HC Deb 09 June 1902 vol 109 cc101-2
MR. DELANY (Queen's County, Ossory)

I beg to ask the Chief Secretary to the Lord Lieutenant of Ireland whether he is aware that, since the introduction of the Land Bill, agreements for sale and purchase under the Land Purchase Acts have ceased; whether the Government intend proceeding this Session with this Bill; and, if so, can he state when the Second Reading will be taken.

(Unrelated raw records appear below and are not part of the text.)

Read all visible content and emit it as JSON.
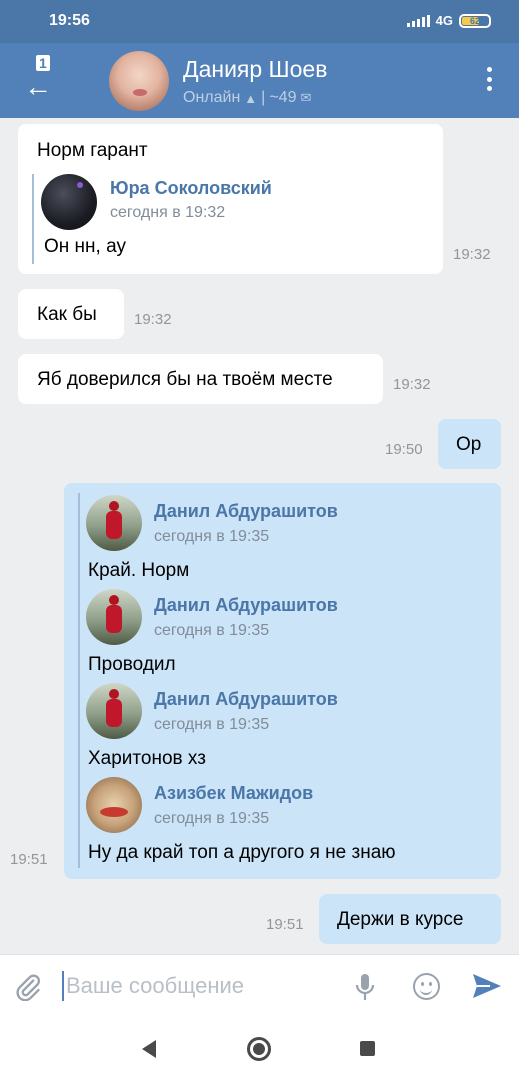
{
  "status_bar": {
    "time": "19:56",
    "network": "4G",
    "battery": "62"
  },
  "header": {
    "back_count": "1",
    "name": "Данияр Шоев",
    "status": "Онлайн",
    "status_extra": "~49"
  },
  "messages": [
    {
      "direction": "in",
      "text": "Норм гарант",
      "time": "19:32",
      "forwarded": [
        {
          "name": "Юра Соколовский",
          "date": "сегодня в 19:32",
          "text": "Он нн, ау",
          "avatar": "dark-avatar"
        }
      ]
    },
    {
      "direction": "in",
      "text": "Как бы",
      "time": "19:32"
    },
    {
      "direction": "in",
      "text": "Яб доверился бы на твоём месте",
      "time": "19:32"
    },
    {
      "direction": "out",
      "text": "Ор",
      "time": "19:50"
    },
    {
      "direction": "out",
      "time": "19:51",
      "forwarded": [
        {
          "name": "Данил Абдурашитов",
          "date": "сегодня в 19:35",
          "text": "Край. Норм",
          "avatar": "red-jacket-avatar"
        },
        {
          "name": "Данил Абдурашитов",
          "date": "сегодня в 19:35",
          "text": "Проводил",
          "avatar": "red-jacket-avatar"
        },
        {
          "name": "Данил Абдурашитов",
          "date": "сегодня в 19:35",
          "text": "Харитонов хз",
          "avatar": "red-jacket-avatar"
        },
        {
          "name": "Азизбек Мажидов",
          "date": "сегодня в 19:35",
          "text": "Ну да край топ а другого я не знаю",
          "avatar": "cartoon-avatar"
        }
      ]
    },
    {
      "direction": "out",
      "text": "Держи в курсе",
      "time": "19:51"
    }
  ],
  "composer": {
    "placeholder": "Ваше сообщение"
  },
  "colors": {
    "header": "#5181b8",
    "statusbar": "#4a76a8",
    "incoming": "#ffffff",
    "outgoing": "#cce4f7",
    "background": "#edeef0",
    "link": "#4a76a8"
  }
}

The Land Bill was introduced on 25th March. In the following months 888 applications for loans under the Land Purchase Acts were received, as compared with 992 in April and May of 1901. I should much regret the postponement of this measure until next year; I have inferred from what has been said in this House and elsewhere that the parties principally concerned consider the Bill, in some of its chief provisions, to be a practical step in the right direction. I doubt if it would be worth while to have a Second Reading debate unless there were prospects of compressing the remaining stages within a compass which would justify the expectation of passing the Bill this Session. That expectation can scarcely be entertained if the Committee stage must be taken in the whole House. The Bill, again, could not be sent to a Grand Committee unless it came within the definition of a noncontentious measure. I should be ready to confer with those entitled to speak for all the parties concerned with a view to deciding, before it is too late, whether the Bill now has, or could be given, that complexion without detriment to its essential provisions.

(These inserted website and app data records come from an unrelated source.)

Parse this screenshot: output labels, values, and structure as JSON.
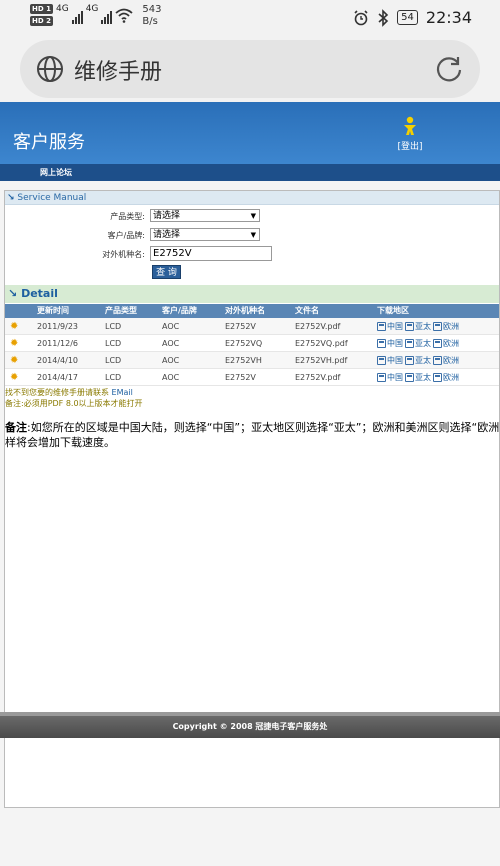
{
  "status_bar": {
    "sim1": "HD 1",
    "sim2": "HD 2",
    "net1": "4G",
    "net2": "4G",
    "speed_value": "543",
    "speed_unit": "B/s",
    "battery": "54",
    "time": "22:34"
  },
  "browser": {
    "title": "维修手册",
    "icons": {
      "left": "globe-icon",
      "right": "reload-icon"
    }
  },
  "header": {
    "title": "客户服务",
    "logout_label": "[登出]"
  },
  "nav": {
    "forum_label": "网上论坛"
  },
  "service_manual": {
    "section_title": "Service Manual",
    "product_type_label": "产品类型:",
    "product_type_value": "请选择",
    "brand_label": "客户/品牌:",
    "brand_value": "请选择",
    "model_label": "对外机种名:",
    "model_value": "E2752V",
    "query_button": "查 询"
  },
  "detail": {
    "section_title": "Detail",
    "columns": [
      "更新时间",
      "产品类型",
      "客户/品牌",
      "对外机种名",
      "文件名",
      "下载地区"
    ],
    "rows": [
      {
        "date": "2011/9/23",
        "type": "LCD",
        "brand": "AOC",
        "model": "E2752V",
        "file": "E2752V.pdf"
      },
      {
        "date": "2011/12/6",
        "type": "LCD",
        "brand": "AOC",
        "model": "E2752VQ",
        "file": "E2752VQ.pdf"
      },
      {
        "date": "2014/4/10",
        "type": "LCD",
        "brand": "AOC",
        "model": "E2752VH",
        "file": "E2752VH.pdf"
      },
      {
        "date": "2014/4/17",
        "type": "LCD",
        "brand": "AOC",
        "model": "E2752V",
        "file": "E2752V.pdf"
      }
    ],
    "regions": [
      "中国",
      "亚太",
      "欧洲"
    ]
  },
  "notes": {
    "contact_text": "找不到您要的维修手册请联系",
    "email_label": "EMail",
    "pdf_note": "备注:必须用PDF 8.0以上版本才能打开",
    "remark_label": "备注",
    "remark_line1": ":如您所在的区域是中国大陆，则选择“中国”；亚太地区则选择“亚太”；欧洲和美洲区则选择“欧洲",
    "remark_line2": "样将会增加下载速度。"
  },
  "footer": {
    "copyright": "Copyright © 2008 冠捷电子客户服务处"
  },
  "colors": {
    "banner": "#3479c2",
    "navbar": "#1d4f8a",
    "table_header": "#5a86b5",
    "link": "#1d5fa0"
  }
}
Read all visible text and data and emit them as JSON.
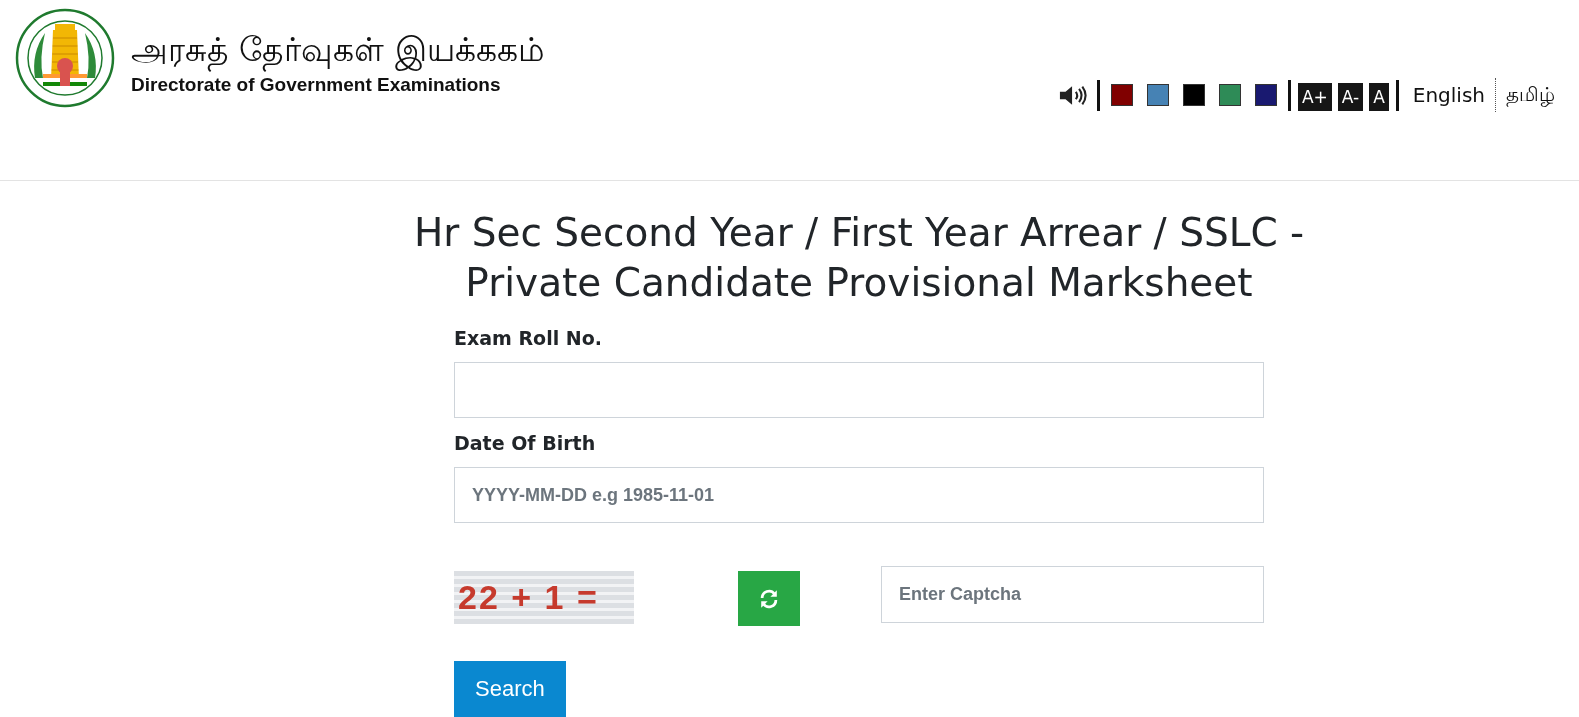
{
  "header": {
    "title": "அரசுத் தேர்வுகள் இயக்ககம்",
    "subtitle": "Directorate of Government Examinations"
  },
  "toolbar": {
    "themes": [
      {
        "color": "#800000"
      },
      {
        "color": "#4682b4"
      },
      {
        "color": "#000000"
      },
      {
        "color": "#2e8b57"
      },
      {
        "color": "#191970"
      }
    ],
    "font_sizes": [
      "A+",
      "A-",
      "A"
    ],
    "languages": [
      "English",
      "தமிழ்"
    ]
  },
  "form": {
    "title": "Hr Sec Second Year / First Year Arrear / SSLC - Private Candidate Provisional Marksheet",
    "fields": [
      {
        "label": "Exam Roll No."
      },
      {
        "label": "Date Of Birth",
        "placeholder": "YYYY-MM-DD e.g 1985-11-01"
      }
    ],
    "captcha": {
      "text": "22 + 1 =",
      "placeholder": "Enter Captcha"
    },
    "submit": "Search"
  }
}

MR. JOHN REDMOND (Waterford)

May I ask whether, in view of the statement made by the right hon. Gentleman, he will move to discharge the Order for the Second Reading of the Bill, and not continue the farce?


Did I understand correctly that the Bill is to be referred to a Committee, the great majority of which are English and Scotch Members, and on which there will only be a handful of Irish members?

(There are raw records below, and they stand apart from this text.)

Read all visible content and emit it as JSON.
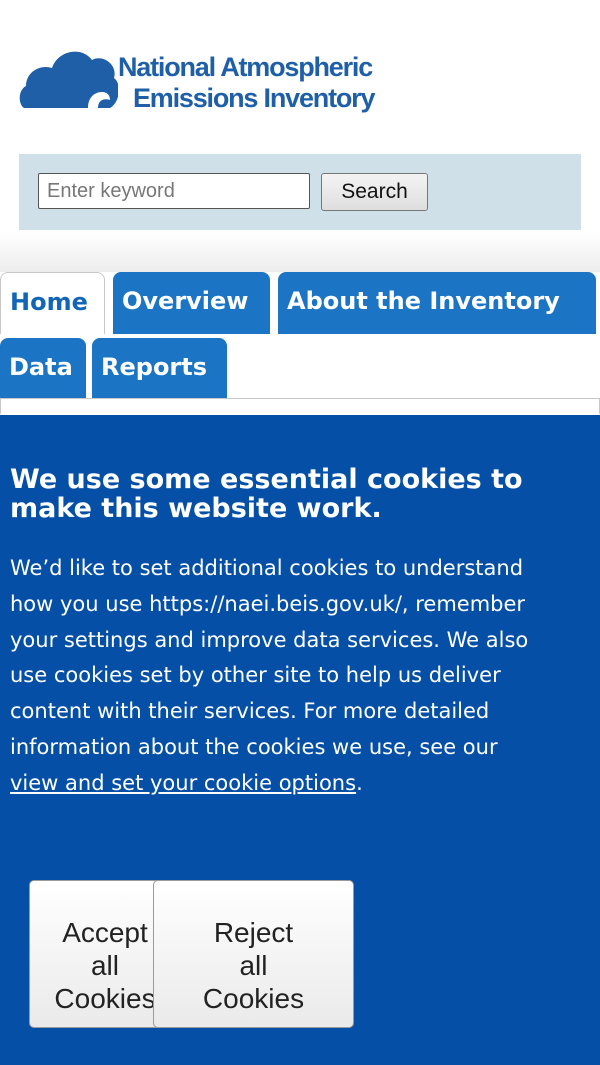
{
  "header": {
    "logo_line1": "National Atmospheric",
    "logo_line2": "Emissions Inventory",
    "brand_color": "#1f5fa8"
  },
  "search": {
    "placeholder": "Enter keyword",
    "value": "",
    "button_label": "Search"
  },
  "nav": {
    "tabs": [
      {
        "label": "Home",
        "active": true
      },
      {
        "label": "Overview",
        "active": false
      },
      {
        "label": "About the Inventory",
        "active": false
      },
      {
        "label": "Data",
        "active": false
      },
      {
        "label": "Reports",
        "active": false
      }
    ],
    "tab_color": "#1b75c4"
  },
  "cookie_banner": {
    "background": "#0550a6",
    "heading_line1": "We use some essential cookies to",
    "heading_line2": "make this website work.",
    "body_lines": [
      "We’d like to set additional cookies to understand",
      "how you use https://naei.beis.gov.uk/, remember",
      "your settings and improve data services. We also",
      "use cookies set by other site to help us deliver",
      "content with their services. For more detailed",
      "information about the cookies we use, see our"
    ],
    "link_text": "view and set your cookie options",
    "link_suffix": ".",
    "accept_line1": "Accept",
    "accept_line2": "all",
    "accept_line3": "Cookies",
    "reject_line1": "Reject",
    "reject_line2": "all",
    "reject_line3": "Cookies"
  }
}
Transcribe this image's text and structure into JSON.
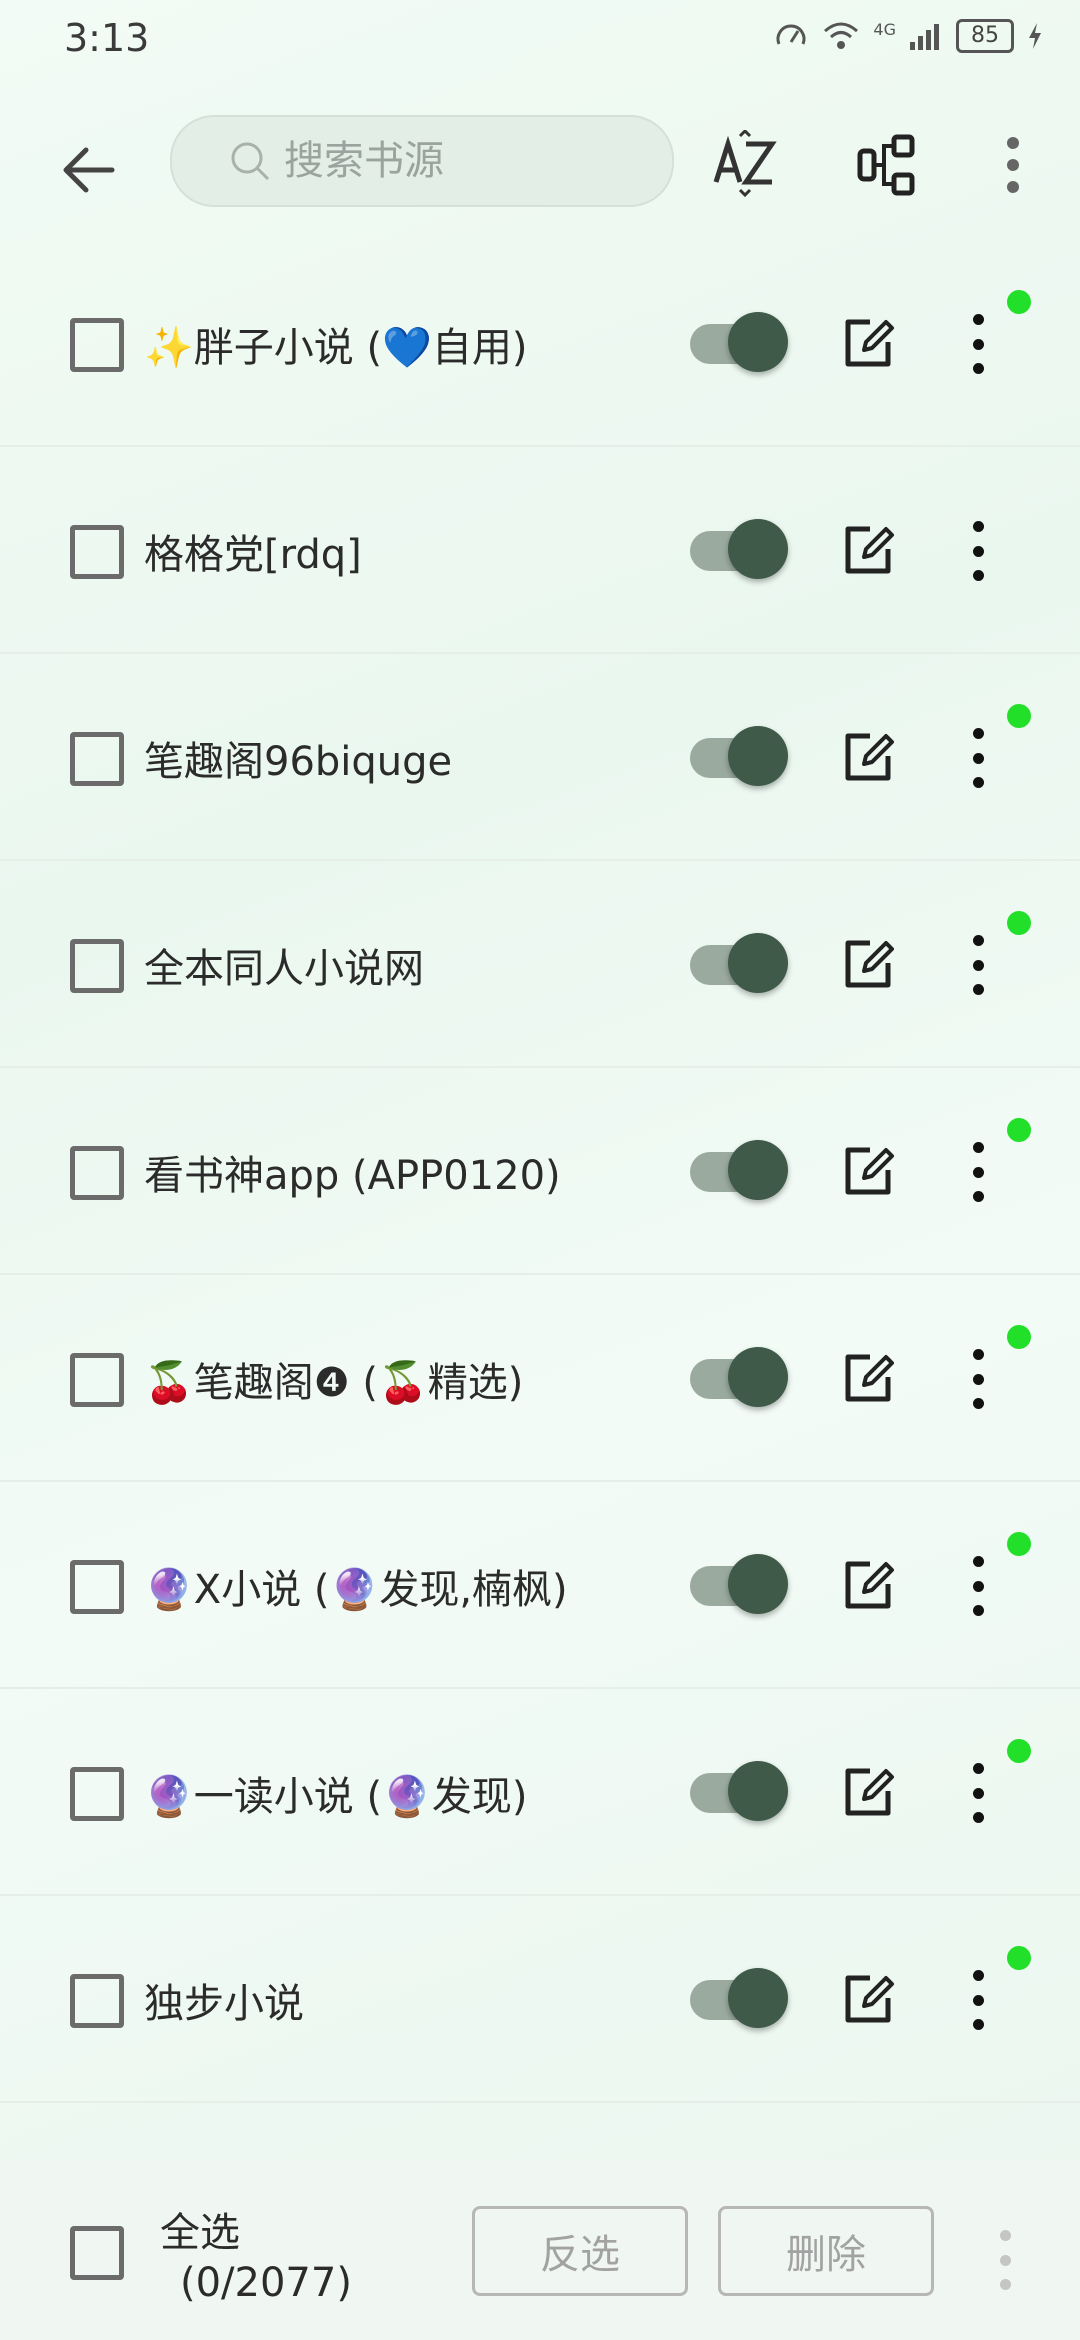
{
  "status": {
    "time": "3:13",
    "battery": "85",
    "network": "4G"
  },
  "toolbar": {
    "search_placeholder": "搜索书源"
  },
  "sources": [
    {
      "label": "✨胖子小说 (💙自用)",
      "enabled": true,
      "has_dot": true
    },
    {
      "label": "格格党[rdq]",
      "enabled": true,
      "has_dot": false
    },
    {
      "label": "笔趣阁96biquge",
      "enabled": true,
      "has_dot": true
    },
    {
      "label": "全本同人小说网",
      "enabled": true,
      "has_dot": true
    },
    {
      "label": "看书神app (APP0120)",
      "enabled": true,
      "has_dot": true
    },
    {
      "label": "🍒笔趣阁❹ (🍒精选)",
      "enabled": true,
      "has_dot": true
    },
    {
      "label": "🔮X小说 (🔮发现,楠枫)",
      "enabled": true,
      "has_dot": true
    },
    {
      "label": "🔮一读小说 (🔮发现)",
      "enabled": true,
      "has_dot": true
    },
    {
      "label": "独步小说",
      "enabled": true,
      "has_dot": true
    }
  ],
  "bottom": {
    "select_all": "全选",
    "count": "(0/2077)",
    "invert": "反选",
    "delete": "删除"
  },
  "colors": {
    "accent": "#3f5a48",
    "indicator": "#22e02a",
    "track": "#9aaa9f"
  }
}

The whole thing is a farce.


If the hon. Member will confer with those who are interested as to the best means of facilitating the Bill, it might be passed. The usual course will be pursued.


Was not the Bill introduced for the purpose of influencing the East Down election?


I do not think that the reception of the Bill on the First Reading justifies the remark of the hon. Member.